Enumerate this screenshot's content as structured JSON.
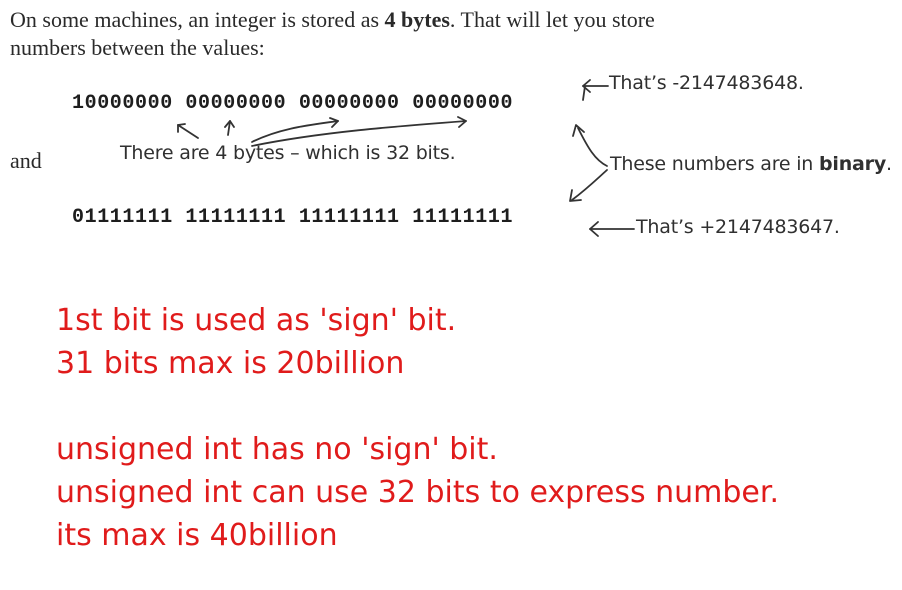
{
  "intro": {
    "text_before": "On some machines, an integer is stored as ",
    "bold": "4 bytes",
    "text_after": ". That will let you store",
    "line2": "numbers between the values:"
  },
  "binary": {
    "min": "10000000 00000000 00000000 00000000",
    "max": "01111111 11111111 11111111 11111111"
  },
  "conjunction": "and",
  "annotations": {
    "min_value": "That’s -2147483648.",
    "max_value": "That’s +2147483647.",
    "bytes_note": "There are 4 bytes – which is 32 bits.",
    "binary_note_prefix": "These numbers are in ",
    "binary_note_word": "binary",
    "binary_note_suffix": "."
  },
  "notes": [
    "1st bit is used as 'sign' bit.",
    "31 bits max is 20billion",
    "",
    "unsigned int has no 'sign' bit.",
    "unsigned int can use 32 bits to express number.",
    "its max is 40billion"
  ],
  "colors": {
    "note_red": "#e01b1b",
    "ink": "#303030"
  }
}
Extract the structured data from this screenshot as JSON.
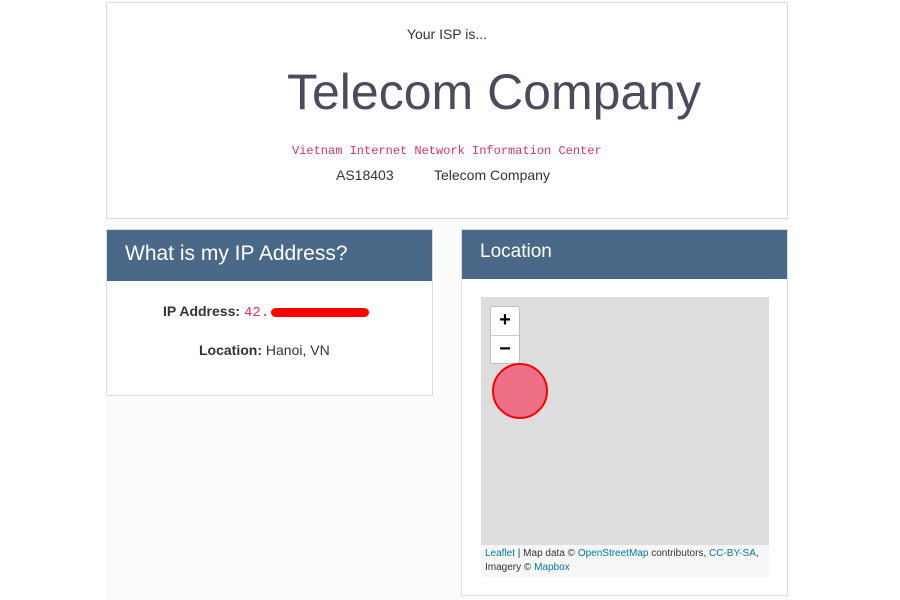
{
  "isp": {
    "lead": "Your ISP is...",
    "name": "Telecom Company",
    "org": "Vietnam Internet Network Information Center",
    "asn": "AS18403",
    "asn_name": "Telecom Company"
  },
  "ip_card": {
    "title": "What is my IP Address?",
    "ip_label": "IP Address:",
    "ip_value": "42.",
    "location_label": "Location:",
    "location_value": "Hanoi, VN"
  },
  "location_card": {
    "title": "Location",
    "zoom_in": "+",
    "zoom_out": "−",
    "attribution": {
      "leaflet": "Leaflet",
      "sep": " | Map data © ",
      "osm": "OpenStreetMap",
      "contributors": " contributors, ",
      "license": "CC-BY-SA",
      "imagery": ", Imagery © ",
      "mapbox": "Mapbox"
    }
  },
  "colors": {
    "header_bg": "#4a6888",
    "accent_code": "#d6336c",
    "marker_fill": "#ee7087",
    "marker_stroke": "#ff0000",
    "redaction": "#ff0000"
  }
}
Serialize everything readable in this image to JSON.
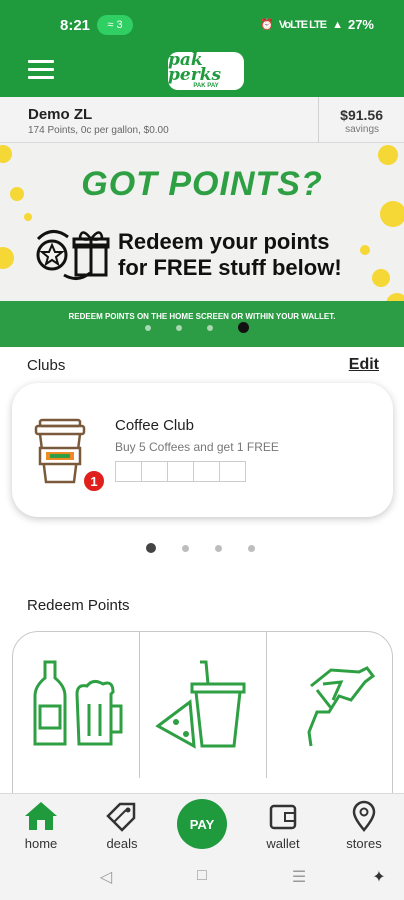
{
  "status_bar": {
    "time": "8:21",
    "notification_count": "3",
    "network": "VoLTE LTE",
    "battery": "27%"
  },
  "header": {
    "logo_main": "pak perks",
    "logo_sub": "PAK PAY"
  },
  "account": {
    "name": "Demo ZL",
    "details": "174 Points, 0c per gallon, $0.00",
    "savings_amount": "$91.56",
    "savings_label": "savings"
  },
  "banner": {
    "headline": "GOT POINTS?",
    "line1": "Redeem your points",
    "line2": "for FREE stuff below!",
    "strip_text": "REDEEM POINTS ON THE HOME SCREEN OR WITHIN YOUR WALLET.",
    "page_count": 4,
    "active_page": 4
  },
  "clubs": {
    "title": "Clubs",
    "edit_label": "Edit",
    "card": {
      "title": "Coffee Club",
      "description": "Buy 5 Coffees and get 1 FREE",
      "badge_count": "1",
      "punches_total": 5,
      "punches_filled": 0
    },
    "page_count": 4,
    "active_page": 1
  },
  "redeem": {
    "title": "Redeem Points",
    "categories": [
      {
        "icon": "drinks-icon"
      },
      {
        "icon": "food-icon"
      },
      {
        "icon": "fuel-icon"
      }
    ]
  },
  "bottom_nav": {
    "home": "home",
    "deals": "deals",
    "pay": "PAY",
    "wallet": "wallet",
    "stores": "stores"
  },
  "colors": {
    "brand_green": "#1f9a3d",
    "badge_red": "#e0201d",
    "coin_yellow": "#f5d736"
  }
}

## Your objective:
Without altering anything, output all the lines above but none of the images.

## Solution to this task:
Enumerate this screenshot's content as structured JSON.
{
  "intro": {
    "text_before": "On some machines, an integer is stored as ",
    "bold": "4 bytes",
    "text_after": ". That will let you store",
    "line2": "numbers between the values:"
  },
  "binary": {
    "min": "10000000 00000000 00000000 00000000",
    "max": "01111111 11111111 11111111 11111111"
  },
  "conjunction": "and",
  "annotations": {
    "min_value": "That’s -2147483648.",
    "max_value": "That’s +2147483647.",
    "bytes_note": "There are 4 bytes – which is 32 bits.",
    "binary_note_prefix": "These numbers are in ",
    "binary_note_word": "binary",
    "binary_note_suffix": "."
  },
  "notes": [
    "1st bit is used as 'sign' bit.",
    "31 bits max is 20billion",
    "",
    "unsigned int has no 'sign' bit.",
    "unsigned int can use 32 bits to express number.",
    "its max is 40billion"
  ],
  "colors": {
    "note_red": "#e01b1b",
    "ink": "#303030"
  }
}
Extract the structured data from this screenshot as JSON.
{
  "isp": {
    "lead": "Your ISP is...",
    "name": "Telecom Company",
    "org": "Vietnam Internet Network Information Center",
    "asn": "AS18403",
    "asn_name": "Telecom Company"
  },
  "ip_card": {
    "title": "What is my IP Address?",
    "ip_label": "IP Address:",
    "ip_value": "42.",
    "location_label": "Location:",
    "location_value": "Hanoi, VN"
  },
  "location_card": {
    "title": "Location",
    "zoom_in": "+",
    "zoom_out": "−",
    "attribution": {
      "leaflet": "Leaflet",
      "sep": " | Map data © ",
      "osm": "OpenStreetMap",
      "contributors": " contributors, ",
      "license": "CC-BY-SA",
      "imagery": ", Imagery © ",
      "mapbox": "Mapbox"
    }
  },
  "colors": {
    "header_bg": "#4a6888",
    "accent_code": "#d6336c",
    "marker_fill": "#ee7087",
    "marker_stroke": "#ff0000",
    "redaction": "#ff0000"
  }
}
Serialize everything readable in this image to JSON.
{
  "status_bar": {
    "time": "8:21",
    "notification_count": "3",
    "network": "VoLTE LTE",
    "battery": "27%"
  },
  "header": {
    "logo_main": "pak perks",
    "logo_sub": "PAK PAY"
  },
  "account": {
    "name": "Demo ZL",
    "details": "174 Points, 0c per gallon, $0.00",
    "savings_amount": "$91.56",
    "savings_label": "savings"
  },
  "banner": {
    "headline": "GOT POINTS?",
    "line1": "Redeem your points",
    "line2": "for FREE stuff below!",
    "strip_text": "REDEEM POINTS ON THE HOME SCREEN OR WITHIN YOUR WALLET.",
    "page_count": 4,
    "active_page": 4
  },
  "clubs": {
    "title": "Clubs",
    "edit_label": "Edit",
    "card": {
      "title": "Coffee Club",
      "description": "Buy 5 Coffees and get 1 FREE",
      "badge_count": "1",
      "punches_total": 5,
      "punches_filled": 0
    },
    "page_count": 4,
    "active_page": 1
  },
  "redeem": {
    "title": "Redeem Points",
    "categories": [
      {
        "icon": "drinks-icon"
      },
      {
        "icon": "food-icon"
      },
      {
        "icon": "fuel-icon"
      }
    ]
  },
  "bottom_nav": {
    "home": "home",
    "deals": "deals",
    "pay": "PAY",
    "wallet": "wallet",
    "stores": "stores"
  },
  "colors": {
    "brand_green": "#1f9a3d",
    "badge_red": "#e0201d",
    "coin_yellow": "#f5d736"
  }
}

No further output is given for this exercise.